Nissan has announced a price hike for its battery-powered Leaf as the automaker prepares to start selling the all-electric vehicle across the United States.
The starting price for the five-door, five-passenger hatchback is now $35,200, up from $32,780 for the 2011 model. The increase reflects additional standard equipment that includes heating for the seats, steering wheel, exterior mirrors and the car’s lithium-ion battery pack. The later is aimed at increasing the range of the car in cold conditions which can limit the maximum charge a battery can hold. According to the EPA the Leaf has a range of 73 miles per charge.
The top of the line $37,500 Leaf SV trim level will also now come with a standard 480v fast charging feature, which was previously a $700 option. The special port allows the battery to reach 80 percent of its capacity in less than 30 mins, compared to the approximately eight hours that it takes to fill up when plugged into a 240v outlet.
On July 25th, Nissan will begin taking orders for the Leaf across the southeastern United States and Illinois. It is currently on sale only in California, Hawaii, Oregon, Tennessee, Texas, and Washington. Additional markets will be added in the fall.
The pricing move comes on the heels of Chevrolet’s decision to lower the base price of the Volt plug-in hybrid for 2012, by reducing its level of standard equipment. But compared to similarly-equipped 2011 models, the price of most Volts is actually going up for 2012, as well.

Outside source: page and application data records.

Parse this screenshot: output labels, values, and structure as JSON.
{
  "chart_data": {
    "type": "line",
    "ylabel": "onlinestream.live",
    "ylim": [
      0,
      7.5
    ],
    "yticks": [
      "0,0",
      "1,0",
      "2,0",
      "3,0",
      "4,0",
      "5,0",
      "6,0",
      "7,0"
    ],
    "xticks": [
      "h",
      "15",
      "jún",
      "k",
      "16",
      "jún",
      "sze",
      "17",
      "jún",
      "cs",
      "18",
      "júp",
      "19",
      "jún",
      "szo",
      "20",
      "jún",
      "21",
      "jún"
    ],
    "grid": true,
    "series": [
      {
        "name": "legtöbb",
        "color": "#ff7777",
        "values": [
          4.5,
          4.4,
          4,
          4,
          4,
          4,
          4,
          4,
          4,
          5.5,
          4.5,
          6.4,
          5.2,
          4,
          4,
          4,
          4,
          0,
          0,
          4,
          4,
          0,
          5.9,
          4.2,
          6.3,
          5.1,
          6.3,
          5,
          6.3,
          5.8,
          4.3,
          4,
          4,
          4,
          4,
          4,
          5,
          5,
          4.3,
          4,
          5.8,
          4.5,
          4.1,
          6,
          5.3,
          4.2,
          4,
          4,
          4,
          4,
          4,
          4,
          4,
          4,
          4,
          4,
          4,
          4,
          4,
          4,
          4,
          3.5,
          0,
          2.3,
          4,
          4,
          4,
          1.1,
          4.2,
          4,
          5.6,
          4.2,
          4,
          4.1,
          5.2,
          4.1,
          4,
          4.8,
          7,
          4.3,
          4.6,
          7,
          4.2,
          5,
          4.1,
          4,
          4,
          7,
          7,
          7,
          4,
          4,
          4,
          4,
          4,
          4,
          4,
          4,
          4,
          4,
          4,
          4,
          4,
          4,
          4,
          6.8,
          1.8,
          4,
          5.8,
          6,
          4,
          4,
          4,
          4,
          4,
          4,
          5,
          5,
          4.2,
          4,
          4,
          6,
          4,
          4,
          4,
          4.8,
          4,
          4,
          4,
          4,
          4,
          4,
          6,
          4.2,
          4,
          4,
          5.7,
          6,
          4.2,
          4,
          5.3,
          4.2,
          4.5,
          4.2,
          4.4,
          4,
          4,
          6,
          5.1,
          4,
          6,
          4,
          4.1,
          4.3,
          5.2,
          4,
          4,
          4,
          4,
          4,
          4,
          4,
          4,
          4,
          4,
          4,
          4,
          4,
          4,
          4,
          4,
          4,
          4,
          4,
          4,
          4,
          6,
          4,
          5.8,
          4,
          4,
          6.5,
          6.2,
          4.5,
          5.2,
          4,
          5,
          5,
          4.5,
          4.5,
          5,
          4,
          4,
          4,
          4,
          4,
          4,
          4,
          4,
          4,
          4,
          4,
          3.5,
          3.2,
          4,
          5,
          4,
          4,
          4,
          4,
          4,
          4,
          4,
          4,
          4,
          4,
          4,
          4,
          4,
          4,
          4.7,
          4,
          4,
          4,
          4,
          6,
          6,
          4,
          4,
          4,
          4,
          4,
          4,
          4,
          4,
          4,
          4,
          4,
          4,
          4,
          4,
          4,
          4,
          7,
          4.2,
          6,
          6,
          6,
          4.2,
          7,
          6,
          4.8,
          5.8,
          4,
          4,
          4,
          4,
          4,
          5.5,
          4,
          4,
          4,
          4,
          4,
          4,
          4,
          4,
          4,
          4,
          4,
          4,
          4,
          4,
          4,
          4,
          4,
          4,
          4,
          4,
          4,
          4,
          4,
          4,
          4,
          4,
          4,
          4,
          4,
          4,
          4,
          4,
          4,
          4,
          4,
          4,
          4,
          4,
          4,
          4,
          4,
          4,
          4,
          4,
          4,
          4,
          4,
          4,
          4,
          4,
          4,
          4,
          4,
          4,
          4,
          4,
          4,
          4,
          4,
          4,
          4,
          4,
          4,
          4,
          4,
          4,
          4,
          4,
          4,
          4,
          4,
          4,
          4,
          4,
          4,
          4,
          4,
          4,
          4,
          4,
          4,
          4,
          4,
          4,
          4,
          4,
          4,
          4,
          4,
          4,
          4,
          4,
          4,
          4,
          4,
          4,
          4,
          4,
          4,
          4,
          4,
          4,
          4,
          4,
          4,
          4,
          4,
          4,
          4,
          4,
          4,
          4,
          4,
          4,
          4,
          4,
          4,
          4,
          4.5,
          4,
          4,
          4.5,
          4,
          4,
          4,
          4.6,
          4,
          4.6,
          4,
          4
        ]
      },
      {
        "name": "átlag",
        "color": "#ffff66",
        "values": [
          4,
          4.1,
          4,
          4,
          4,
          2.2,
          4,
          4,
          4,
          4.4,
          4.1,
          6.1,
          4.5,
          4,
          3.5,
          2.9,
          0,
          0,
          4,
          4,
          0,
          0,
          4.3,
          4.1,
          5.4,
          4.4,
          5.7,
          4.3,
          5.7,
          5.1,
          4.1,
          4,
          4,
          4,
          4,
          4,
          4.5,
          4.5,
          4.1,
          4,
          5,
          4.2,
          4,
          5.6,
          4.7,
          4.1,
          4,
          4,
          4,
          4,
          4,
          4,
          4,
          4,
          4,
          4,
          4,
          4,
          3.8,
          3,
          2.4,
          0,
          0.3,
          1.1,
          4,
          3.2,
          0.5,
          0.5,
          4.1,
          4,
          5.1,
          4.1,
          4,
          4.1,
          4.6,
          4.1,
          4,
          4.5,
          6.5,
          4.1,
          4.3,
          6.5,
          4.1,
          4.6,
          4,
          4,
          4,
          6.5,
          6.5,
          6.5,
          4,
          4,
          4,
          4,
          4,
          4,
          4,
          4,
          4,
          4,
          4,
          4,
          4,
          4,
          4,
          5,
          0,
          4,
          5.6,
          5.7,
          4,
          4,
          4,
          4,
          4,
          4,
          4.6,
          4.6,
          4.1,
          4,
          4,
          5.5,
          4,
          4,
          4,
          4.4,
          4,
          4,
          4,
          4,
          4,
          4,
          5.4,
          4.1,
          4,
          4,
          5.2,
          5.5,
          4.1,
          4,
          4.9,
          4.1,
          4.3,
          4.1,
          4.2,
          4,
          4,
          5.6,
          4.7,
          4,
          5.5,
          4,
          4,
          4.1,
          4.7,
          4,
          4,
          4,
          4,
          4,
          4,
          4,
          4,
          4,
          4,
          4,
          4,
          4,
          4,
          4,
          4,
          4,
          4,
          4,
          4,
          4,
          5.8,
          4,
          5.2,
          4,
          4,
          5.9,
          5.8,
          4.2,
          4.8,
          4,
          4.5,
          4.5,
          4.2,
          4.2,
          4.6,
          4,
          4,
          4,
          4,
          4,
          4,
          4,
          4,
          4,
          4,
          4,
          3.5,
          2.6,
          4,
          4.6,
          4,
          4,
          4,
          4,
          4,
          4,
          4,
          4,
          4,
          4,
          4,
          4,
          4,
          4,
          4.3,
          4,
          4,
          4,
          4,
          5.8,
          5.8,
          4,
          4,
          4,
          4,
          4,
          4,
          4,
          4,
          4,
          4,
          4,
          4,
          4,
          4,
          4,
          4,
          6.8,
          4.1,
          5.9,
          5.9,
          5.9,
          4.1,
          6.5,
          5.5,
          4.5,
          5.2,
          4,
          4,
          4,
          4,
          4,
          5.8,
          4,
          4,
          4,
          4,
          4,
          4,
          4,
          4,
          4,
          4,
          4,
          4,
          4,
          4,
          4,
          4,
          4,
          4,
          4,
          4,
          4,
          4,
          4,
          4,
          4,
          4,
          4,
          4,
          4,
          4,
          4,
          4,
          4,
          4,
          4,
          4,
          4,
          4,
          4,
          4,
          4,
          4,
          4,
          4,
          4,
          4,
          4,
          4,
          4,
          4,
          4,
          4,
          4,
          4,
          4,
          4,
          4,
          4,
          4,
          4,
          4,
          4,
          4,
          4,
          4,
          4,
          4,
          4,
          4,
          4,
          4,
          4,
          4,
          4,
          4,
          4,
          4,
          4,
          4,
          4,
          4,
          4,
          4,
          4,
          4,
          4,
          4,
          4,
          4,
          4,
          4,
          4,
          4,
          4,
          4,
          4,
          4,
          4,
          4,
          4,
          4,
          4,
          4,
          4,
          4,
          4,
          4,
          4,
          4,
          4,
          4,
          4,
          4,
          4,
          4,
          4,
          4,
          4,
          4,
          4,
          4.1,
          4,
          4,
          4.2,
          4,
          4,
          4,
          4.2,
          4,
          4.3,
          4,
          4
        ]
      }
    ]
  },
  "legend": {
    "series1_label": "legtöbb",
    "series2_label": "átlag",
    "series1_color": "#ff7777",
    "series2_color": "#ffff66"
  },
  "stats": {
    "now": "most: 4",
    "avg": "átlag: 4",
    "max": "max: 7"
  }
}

Through the first six months of this year Nissan has sold 3,785 Leafs in the United States. It expects deliveries to speed up in the second half of the year as supply issues caused by the earthquake in Japan are cleared up. Production of U.S. market Leafs moves to a new factory in Tennessee in late 2012, at which point the vehicle will receive at least one more technical upgrade in the form of 6.6 kW onboard charger, up from 3.3 kW in the current Leaf, which should speed up the 240v charge time, but by exactly how much is yet to be determined.